Data records Start Marker

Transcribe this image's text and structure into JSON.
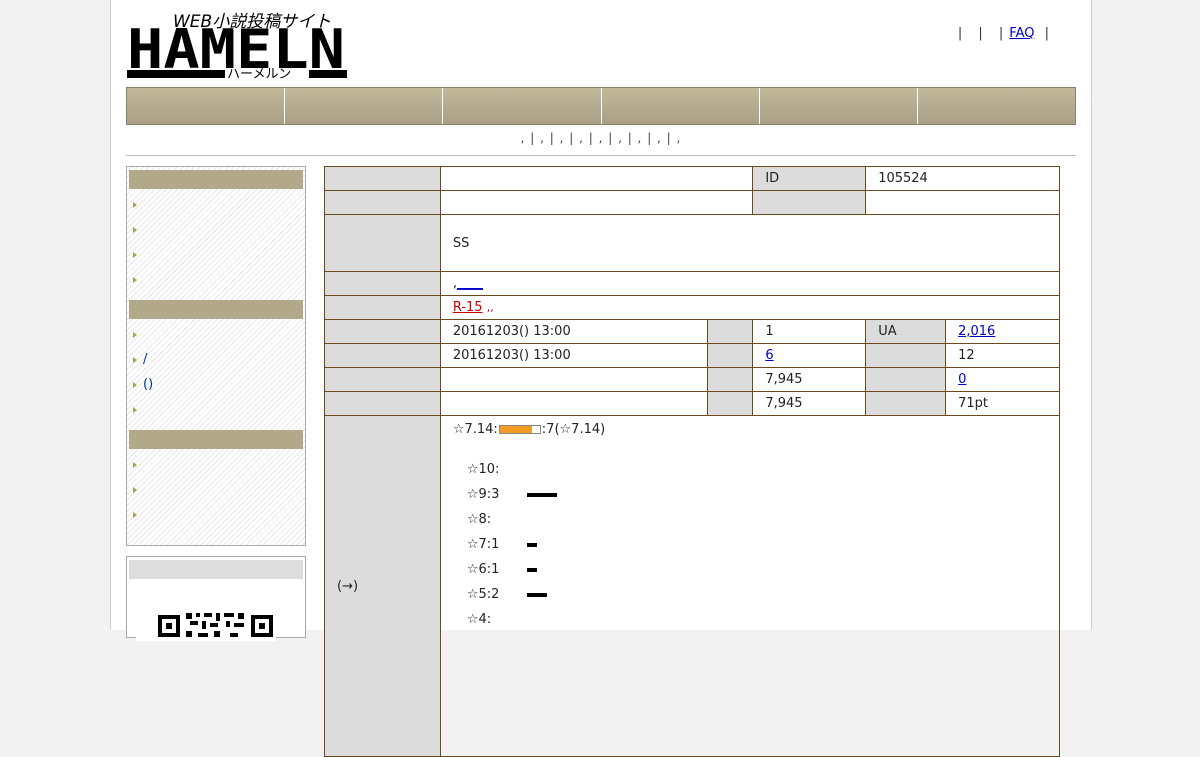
{
  "site": {
    "logo_text": "HAMELN",
    "logo_tagline": "WEB小説投稿サイト",
    "logo_kana": "ハーメルン"
  },
  "top_links": {
    "faq": "FAQ"
  },
  "nav": {
    "subnav": ", | , | , | , | , | , | , | , | ,"
  },
  "info": {
    "id_label": "ID",
    "id_value": "105524",
    "genre": "SS",
    "tags_lead": ",",
    "tags_link": "____",
    "r15_label": "R-15",
    "r15_trail": ",,",
    "first_post": "20161203() 13:00",
    "episodes": "1",
    "ua_label": "UA",
    "ua_value": "2,016",
    "last_update": "20161203() 13:00",
    "favorites": "6",
    "reviews": "12",
    "chars": "7,945",
    "comments": "0",
    "avg_chars": "7,945",
    "points": "71pt",
    "rating_label": "(→)",
    "rating_prefix": "☆7.14:",
    "rating_suffix": ":7(☆7.14)",
    "rating_fill": 0.8
  },
  "rating_dist": [
    {
      "label": "☆10:",
      "count": 0
    },
    {
      "label": "☆9:3",
      "count": 3
    },
    {
      "label": "☆8:",
      "count": 0
    },
    {
      "label": "☆7:1",
      "count": 1
    },
    {
      "label": "☆6:1",
      "count": 1
    },
    {
      "label": "☆5:2",
      "count": 2
    },
    {
      "label": "☆4:",
      "count": 0
    }
  ]
}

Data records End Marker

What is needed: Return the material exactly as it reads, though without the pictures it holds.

Reply to the task:
Transcribe this image's text and structure into JSON.
{
  "site": {
    "logo_text": "HAMELN",
    "logo_tagline": "WEB小説投稿サイト",
    "logo_kana": "ハーメルン"
  },
  "top_links": {
    "faq": "FAQ"
  },
  "nav": {
    "subnav": ", | , | , | , | , | , | , | , | ,"
  },
  "info": {
    "id_label": "ID",
    "id_value": "105524",
    "genre": "SS",
    "tags_lead": ",",
    "tags_link": "____",
    "r15_label": "R-15",
    "r15_trail": ",,",
    "first_post": "20161203() 13:00",
    "episodes": "1",
    "ua_label": "UA",
    "ua_value": "2,016",
    "last_update": "20161203() 13:00",
    "favorites": "6",
    "reviews": "12",
    "chars": "7,945",
    "comments": "0",
    "avg_chars": "7,945",
    "points": "71pt",
    "rating_label": "(→)",
    "rating_prefix": "☆7.14:",
    "rating_suffix": ":7(☆7.14)",
    "rating_fill": 0.8
  },
  "rating_dist": [
    {
      "label": "☆10:",
      "count": 0
    },
    {
      "label": "☆9:3",
      "count": 3
    },
    {
      "label": "☆8:",
      "count": 0
    },
    {
      "label": "☆7:1",
      "count": 1
    },
    {
      "label": "☆6:1",
      "count": 1
    },
    {
      "label": "☆5:2",
      "count": 2
    },
    {
      "label": "☆4:",
      "count": 0
    }
  ]
}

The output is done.